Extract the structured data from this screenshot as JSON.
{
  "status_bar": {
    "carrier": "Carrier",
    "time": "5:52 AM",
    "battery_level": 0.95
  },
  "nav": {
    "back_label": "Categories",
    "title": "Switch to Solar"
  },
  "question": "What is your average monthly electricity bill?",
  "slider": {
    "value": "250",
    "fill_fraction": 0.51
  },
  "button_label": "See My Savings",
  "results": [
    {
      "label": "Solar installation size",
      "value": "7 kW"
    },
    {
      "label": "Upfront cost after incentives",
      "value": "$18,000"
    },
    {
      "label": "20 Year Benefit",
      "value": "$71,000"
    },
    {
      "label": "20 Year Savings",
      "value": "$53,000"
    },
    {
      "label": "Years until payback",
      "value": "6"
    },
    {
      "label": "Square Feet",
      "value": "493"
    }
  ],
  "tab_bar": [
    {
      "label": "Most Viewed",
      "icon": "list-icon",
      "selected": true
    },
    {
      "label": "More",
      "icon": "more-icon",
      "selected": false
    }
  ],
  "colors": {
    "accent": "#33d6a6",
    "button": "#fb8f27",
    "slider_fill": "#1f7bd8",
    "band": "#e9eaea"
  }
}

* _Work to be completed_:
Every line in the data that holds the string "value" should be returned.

* _Result of this task_:
    "value": "250",
      "value": "7 kW"
      "value": "$18,000"
      "value": "$71,000"
      "value": "$53,000"
      "value": "6"
      "value": "493"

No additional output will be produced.